Background Tumor-associated macrophage (TAMs) are one of the most abundant immune cell types in tumors, and their numbers often inversely correlate with clinical outcome. Phagocytosis is a key macrophage function, but how phagocytosis shapes TAM phenotypes and heterogeneity in solid tumors remains unclear.
Methods We have utilized both syngeneic and novel autochthonous lung tumor models in which specifically neoplastic cells express the fluorophore tdTomato (tdTom) to identify TAMs that have phagocytosed neoplastic cells in vivo. Gene expression was assessed by scRNAseq, and protein expression by flow cytometry and immunofluorescence. Functional metabolic assays included extracellular flux analysis.
Results Phagocytic tdTompos TAMs upregulated antigen presentation and anti-inflammatory proteins, but downregulated classic proinflammatory effectors compared to tdTomneg TAMs. Single-cell transcriptomic profiling identified TAM subset-specific and common gene expression changes associated with phagocytosis. We uncover a phagocytic signature that is predominated by oxidative phosphorylation (OXPHOS), ribosomal, and metabolic genes, and this signature correlates with worse clinical outcome in human lung cancer. Expression of OXPHOS proteins, mitochondrial content, and functional utilization of OXPHOS were increased in tdTompos TAMs. tdTompos tumor dendritic cells also display similar metabolic changes. Tumor phagocytosis-induced metabolic and inflammation-modulatory changes were confirmed in vitro using bone marrow macrophage and tumor cell co-culture assays.
Conclusions Our identification of phagocytic TAMs as a distinct myeloid cell state links phagocytosis of neoplastic cells in vivo with changes in intracellular metabolism, specifically increased OXPHOS, and with tumor-promoting phenotypes.
Ethics Approval All animal experimental protocols performed at Amgen were approved by the IACUC of Amgen and were conducted in accordance with the guidelines set by the Association for Assessment and Accreditation of Laboratory Animal Care. The Stanford Institute of Medicine Animal Care and Use Committee approved all animal studies and procedures performed at Stanford University.

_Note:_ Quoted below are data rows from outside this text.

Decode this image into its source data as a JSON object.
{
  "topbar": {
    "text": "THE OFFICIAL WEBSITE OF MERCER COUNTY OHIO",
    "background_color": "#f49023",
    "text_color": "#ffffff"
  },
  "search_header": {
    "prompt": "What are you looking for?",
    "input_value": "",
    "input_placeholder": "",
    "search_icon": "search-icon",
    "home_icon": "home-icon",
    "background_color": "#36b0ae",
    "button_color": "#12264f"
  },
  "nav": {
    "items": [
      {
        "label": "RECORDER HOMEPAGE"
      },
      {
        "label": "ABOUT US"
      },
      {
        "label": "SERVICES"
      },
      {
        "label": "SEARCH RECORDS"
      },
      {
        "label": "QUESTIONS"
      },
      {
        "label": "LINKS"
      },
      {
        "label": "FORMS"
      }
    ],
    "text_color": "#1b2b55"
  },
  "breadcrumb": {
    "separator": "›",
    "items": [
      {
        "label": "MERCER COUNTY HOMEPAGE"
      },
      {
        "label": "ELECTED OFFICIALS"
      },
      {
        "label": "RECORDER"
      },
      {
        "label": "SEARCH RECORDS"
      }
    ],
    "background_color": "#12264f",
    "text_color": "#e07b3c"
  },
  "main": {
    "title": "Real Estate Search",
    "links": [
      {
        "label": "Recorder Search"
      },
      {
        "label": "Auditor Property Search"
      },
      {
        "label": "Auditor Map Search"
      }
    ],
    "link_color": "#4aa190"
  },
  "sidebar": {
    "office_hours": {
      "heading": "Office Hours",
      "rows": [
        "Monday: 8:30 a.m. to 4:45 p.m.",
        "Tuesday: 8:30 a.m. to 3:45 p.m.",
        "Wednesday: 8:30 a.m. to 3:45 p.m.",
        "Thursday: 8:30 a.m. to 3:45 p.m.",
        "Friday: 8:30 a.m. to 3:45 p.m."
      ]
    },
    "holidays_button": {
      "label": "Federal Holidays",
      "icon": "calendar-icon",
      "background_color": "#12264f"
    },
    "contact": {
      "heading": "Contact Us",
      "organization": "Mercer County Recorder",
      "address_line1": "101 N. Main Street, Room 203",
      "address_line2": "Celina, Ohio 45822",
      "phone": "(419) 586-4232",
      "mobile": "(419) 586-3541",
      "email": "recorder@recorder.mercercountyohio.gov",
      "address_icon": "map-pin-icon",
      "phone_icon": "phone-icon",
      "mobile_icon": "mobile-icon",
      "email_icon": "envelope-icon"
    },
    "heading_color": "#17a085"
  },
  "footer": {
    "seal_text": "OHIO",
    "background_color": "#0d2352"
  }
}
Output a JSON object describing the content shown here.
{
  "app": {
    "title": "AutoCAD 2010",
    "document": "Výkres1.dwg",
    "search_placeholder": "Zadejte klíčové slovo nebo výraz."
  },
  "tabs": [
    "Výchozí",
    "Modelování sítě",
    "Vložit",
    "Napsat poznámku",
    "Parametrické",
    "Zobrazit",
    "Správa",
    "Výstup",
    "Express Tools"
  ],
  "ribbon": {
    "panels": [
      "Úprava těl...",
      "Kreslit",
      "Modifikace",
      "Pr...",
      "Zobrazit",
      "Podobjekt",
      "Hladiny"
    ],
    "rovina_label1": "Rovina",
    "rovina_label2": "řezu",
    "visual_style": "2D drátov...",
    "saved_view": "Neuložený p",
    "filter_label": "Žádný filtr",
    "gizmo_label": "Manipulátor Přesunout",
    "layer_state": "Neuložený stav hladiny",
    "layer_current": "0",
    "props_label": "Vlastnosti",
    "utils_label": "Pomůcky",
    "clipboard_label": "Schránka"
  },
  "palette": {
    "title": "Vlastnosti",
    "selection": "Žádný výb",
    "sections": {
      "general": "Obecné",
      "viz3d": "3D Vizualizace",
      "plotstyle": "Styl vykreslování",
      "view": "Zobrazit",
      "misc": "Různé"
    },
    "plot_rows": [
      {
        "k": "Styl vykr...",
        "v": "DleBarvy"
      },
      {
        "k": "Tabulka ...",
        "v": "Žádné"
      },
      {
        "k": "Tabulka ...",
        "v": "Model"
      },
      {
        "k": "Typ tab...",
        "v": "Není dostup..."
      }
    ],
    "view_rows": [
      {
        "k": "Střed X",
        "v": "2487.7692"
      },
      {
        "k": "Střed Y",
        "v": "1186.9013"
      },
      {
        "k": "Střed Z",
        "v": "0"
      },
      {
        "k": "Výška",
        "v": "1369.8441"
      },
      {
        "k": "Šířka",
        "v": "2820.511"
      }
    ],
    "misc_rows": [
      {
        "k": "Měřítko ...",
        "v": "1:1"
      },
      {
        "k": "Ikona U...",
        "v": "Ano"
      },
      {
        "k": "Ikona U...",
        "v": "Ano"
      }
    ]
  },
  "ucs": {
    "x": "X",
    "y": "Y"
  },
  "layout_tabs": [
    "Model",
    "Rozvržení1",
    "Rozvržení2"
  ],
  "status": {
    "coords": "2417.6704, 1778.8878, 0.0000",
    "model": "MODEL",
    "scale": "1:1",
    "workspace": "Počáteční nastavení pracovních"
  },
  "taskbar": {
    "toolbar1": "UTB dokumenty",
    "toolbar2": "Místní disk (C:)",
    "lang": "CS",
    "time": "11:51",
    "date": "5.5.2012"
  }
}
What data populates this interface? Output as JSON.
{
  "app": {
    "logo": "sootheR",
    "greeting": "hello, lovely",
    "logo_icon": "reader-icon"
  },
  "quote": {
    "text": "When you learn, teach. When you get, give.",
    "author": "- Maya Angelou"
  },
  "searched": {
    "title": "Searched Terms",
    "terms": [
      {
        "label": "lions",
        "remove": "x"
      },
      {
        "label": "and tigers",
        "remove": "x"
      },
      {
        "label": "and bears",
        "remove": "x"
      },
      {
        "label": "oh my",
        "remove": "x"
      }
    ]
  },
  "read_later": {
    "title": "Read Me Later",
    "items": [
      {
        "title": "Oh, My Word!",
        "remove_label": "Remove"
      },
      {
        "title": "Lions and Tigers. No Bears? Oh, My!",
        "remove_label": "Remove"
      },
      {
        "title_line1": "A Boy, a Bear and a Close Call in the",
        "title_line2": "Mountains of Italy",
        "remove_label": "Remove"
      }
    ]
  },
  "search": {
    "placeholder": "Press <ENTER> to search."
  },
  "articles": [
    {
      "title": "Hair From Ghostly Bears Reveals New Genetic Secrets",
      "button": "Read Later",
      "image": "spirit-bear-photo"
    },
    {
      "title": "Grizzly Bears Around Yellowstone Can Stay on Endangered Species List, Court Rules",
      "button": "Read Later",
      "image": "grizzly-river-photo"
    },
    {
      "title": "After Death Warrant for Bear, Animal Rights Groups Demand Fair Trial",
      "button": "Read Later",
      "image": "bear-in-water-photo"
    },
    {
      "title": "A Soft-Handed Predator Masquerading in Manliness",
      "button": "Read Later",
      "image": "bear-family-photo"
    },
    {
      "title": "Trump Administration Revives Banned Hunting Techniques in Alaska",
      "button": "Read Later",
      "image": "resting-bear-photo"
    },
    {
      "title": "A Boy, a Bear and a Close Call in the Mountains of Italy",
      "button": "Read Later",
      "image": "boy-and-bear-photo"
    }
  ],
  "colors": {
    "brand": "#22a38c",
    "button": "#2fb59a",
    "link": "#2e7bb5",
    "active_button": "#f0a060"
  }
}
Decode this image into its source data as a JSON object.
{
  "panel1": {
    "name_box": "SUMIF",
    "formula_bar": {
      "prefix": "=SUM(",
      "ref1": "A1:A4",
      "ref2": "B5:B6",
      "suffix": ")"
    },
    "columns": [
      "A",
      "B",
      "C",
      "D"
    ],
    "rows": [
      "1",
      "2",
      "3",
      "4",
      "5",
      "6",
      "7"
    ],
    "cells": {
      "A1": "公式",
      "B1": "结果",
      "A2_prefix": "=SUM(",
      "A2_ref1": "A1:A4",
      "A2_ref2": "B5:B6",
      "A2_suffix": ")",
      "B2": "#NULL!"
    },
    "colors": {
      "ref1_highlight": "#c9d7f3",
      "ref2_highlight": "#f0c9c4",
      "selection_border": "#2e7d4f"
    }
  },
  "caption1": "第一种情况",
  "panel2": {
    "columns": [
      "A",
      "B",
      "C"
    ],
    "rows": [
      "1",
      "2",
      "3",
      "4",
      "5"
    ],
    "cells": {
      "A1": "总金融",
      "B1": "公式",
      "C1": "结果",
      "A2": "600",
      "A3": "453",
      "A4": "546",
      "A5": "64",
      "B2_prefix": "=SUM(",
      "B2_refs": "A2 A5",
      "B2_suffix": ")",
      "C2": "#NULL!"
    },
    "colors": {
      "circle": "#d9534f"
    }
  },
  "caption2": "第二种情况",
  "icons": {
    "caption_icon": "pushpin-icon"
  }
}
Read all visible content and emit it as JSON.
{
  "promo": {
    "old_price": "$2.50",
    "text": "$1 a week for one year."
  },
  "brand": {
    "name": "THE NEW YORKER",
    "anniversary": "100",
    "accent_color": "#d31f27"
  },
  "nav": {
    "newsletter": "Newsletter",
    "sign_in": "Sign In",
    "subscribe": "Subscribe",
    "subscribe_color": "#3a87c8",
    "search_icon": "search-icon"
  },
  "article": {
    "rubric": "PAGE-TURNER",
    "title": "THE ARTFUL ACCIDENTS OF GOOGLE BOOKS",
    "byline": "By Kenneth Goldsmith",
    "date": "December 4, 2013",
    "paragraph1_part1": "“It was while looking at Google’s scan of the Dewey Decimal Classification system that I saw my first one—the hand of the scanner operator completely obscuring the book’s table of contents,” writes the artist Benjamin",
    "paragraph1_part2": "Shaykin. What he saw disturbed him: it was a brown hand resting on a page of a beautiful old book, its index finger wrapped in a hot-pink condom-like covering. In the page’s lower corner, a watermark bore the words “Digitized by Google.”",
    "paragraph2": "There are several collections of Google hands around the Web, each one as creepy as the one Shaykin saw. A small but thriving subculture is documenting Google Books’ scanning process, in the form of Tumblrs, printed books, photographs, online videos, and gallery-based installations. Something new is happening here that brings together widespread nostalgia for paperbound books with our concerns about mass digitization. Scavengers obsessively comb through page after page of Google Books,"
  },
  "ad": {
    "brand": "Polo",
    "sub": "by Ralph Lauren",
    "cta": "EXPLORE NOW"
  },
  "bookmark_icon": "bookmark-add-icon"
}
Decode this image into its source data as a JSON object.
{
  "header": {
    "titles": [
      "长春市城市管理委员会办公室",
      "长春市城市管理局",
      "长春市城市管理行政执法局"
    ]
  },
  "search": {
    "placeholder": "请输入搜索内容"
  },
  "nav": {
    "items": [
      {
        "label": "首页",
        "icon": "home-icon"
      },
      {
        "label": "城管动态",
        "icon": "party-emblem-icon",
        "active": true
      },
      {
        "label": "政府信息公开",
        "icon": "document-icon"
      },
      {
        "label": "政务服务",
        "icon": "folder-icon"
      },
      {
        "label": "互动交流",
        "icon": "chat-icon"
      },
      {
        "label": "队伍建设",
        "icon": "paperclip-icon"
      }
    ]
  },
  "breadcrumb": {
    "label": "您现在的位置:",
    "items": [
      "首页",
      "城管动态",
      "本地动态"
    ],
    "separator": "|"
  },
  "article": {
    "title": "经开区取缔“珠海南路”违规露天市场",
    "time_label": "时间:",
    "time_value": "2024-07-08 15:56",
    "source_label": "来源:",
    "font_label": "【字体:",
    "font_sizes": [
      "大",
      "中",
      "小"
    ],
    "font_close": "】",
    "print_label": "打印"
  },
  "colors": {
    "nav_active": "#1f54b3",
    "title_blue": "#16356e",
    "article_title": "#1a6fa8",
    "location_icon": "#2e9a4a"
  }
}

This is an open access article distributed in accordance with the Creative Commons Attribution Non Commercial (CC BY-NC 4.0) license, which permits others to distribute, remix, adapt, build upon this work non-commercially, and license their derivative works on different terms, provided the original work is properly cited, appropriate credit is given, any changes made indicated, and the use is non-commercial. See http://creativecommons.org/licenses/by-nc/4.0/.
Statistics from Altmetric.com
If you wish to reuse any or all of this article please use the link below which will take you to the Copyright Clearance Center’s RightsLink service. You will be able to get a quick price and instant permission to reuse the content in many different ways.